======== GIVEN ENTRIES ========

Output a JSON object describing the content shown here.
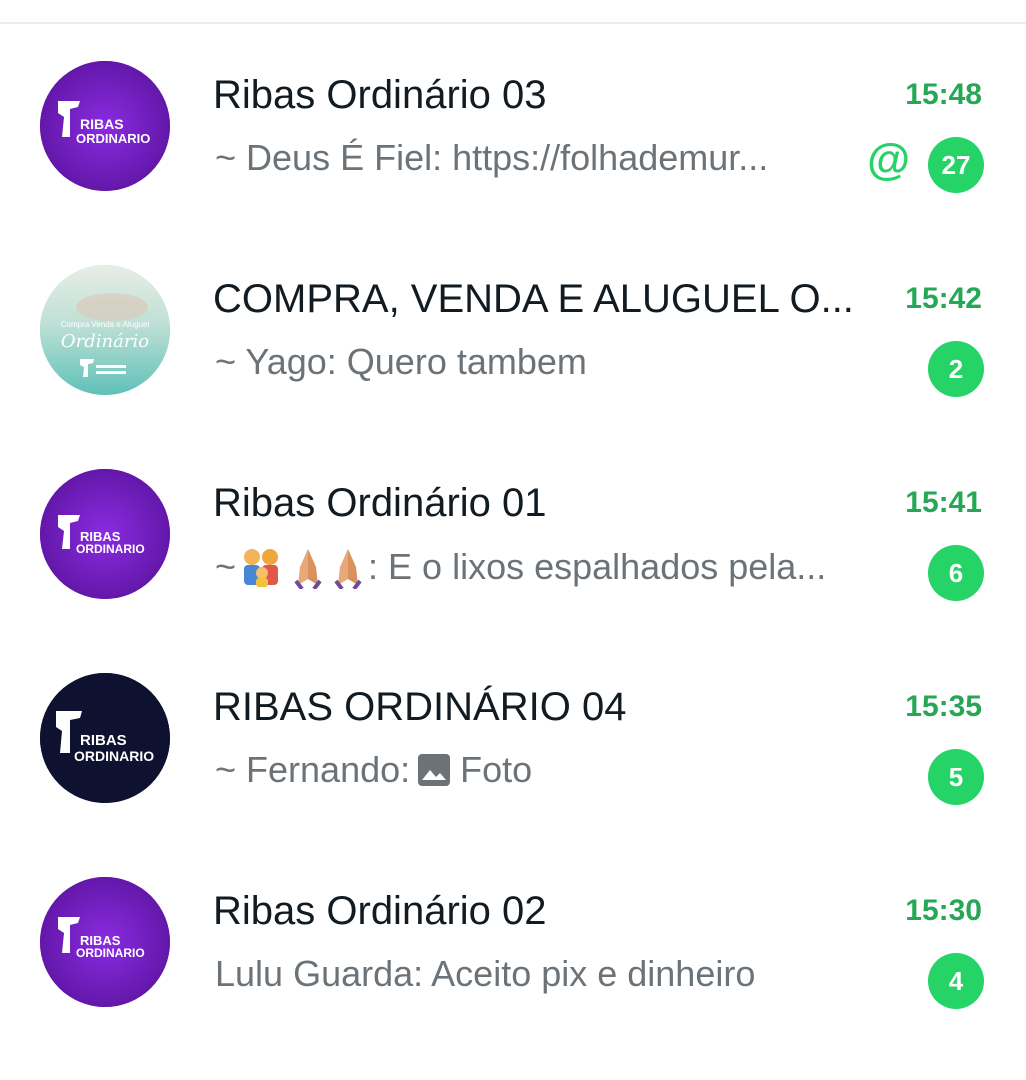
{
  "chats": [
    {
      "title": "Ribas Ordinário 03",
      "time": "15:48",
      "preview": "~ Deus É Fiel: https://folhademur...",
      "mention": "@",
      "unread": "27",
      "avatar_text_1": "RIBAS",
      "avatar_text_2": "ORDINARIO",
      "avatar_bg": "#6a1bb5"
    },
    {
      "title": "COMPRA, VENDA E ALUGUEL O...",
      "time": "15:42",
      "preview": "~ Yago: Quero tambem",
      "unread": "2",
      "avatar_text_1": "Compra Venda e Aluguel",
      "avatar_text_2": "Ordinário",
      "avatar_bg": "#7cc9c3"
    },
    {
      "title": "Ribas Ordinário 01",
      "time": "15:41",
      "preview_prefix": "~",
      "preview": ": E o lixos espalhados pela...",
      "unread": "6",
      "avatar_text_1": "RIBAS",
      "avatar_text_2": "ORDINARIO",
      "avatar_bg": "#6a1bb5"
    },
    {
      "title": "RIBAS ORDINÁRIO 04",
      "time": "15:35",
      "preview_sender": "~ Fernando:",
      "preview": "Foto",
      "preview_icon": "photo-icon",
      "unread": "5",
      "avatar_text_1": "RIBAS",
      "avatar_text_2": "ORDINARIO",
      "avatar_bg": "#0e1130"
    },
    {
      "title": "Ribas Ordinário 02",
      "time": "15:30",
      "preview": "Lulu Guarda: Aceito pix e dinheiro",
      "unread": "4",
      "avatar_text_1": "RIBAS",
      "avatar_text_2": "ORDINARIO",
      "avatar_bg": "#6a1bb5"
    }
  ],
  "colors": {
    "accent": "#25d366",
    "time": "#25a756",
    "title": "#111b21",
    "preview": "#6b7378"
  }
}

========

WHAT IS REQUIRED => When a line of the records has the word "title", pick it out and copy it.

REPLY TO THE EXERCISE =>
      "title": "Ribas Ordinário 03",
      "title": "COMPRA, VENDA E ALUGUEL O...",
      "title": "Ribas Ordinário 01",
      "title": "RIBAS ORDINÁRIO 04",
      "title": "Ribas Ordinário 02",
    "title": "#111b21",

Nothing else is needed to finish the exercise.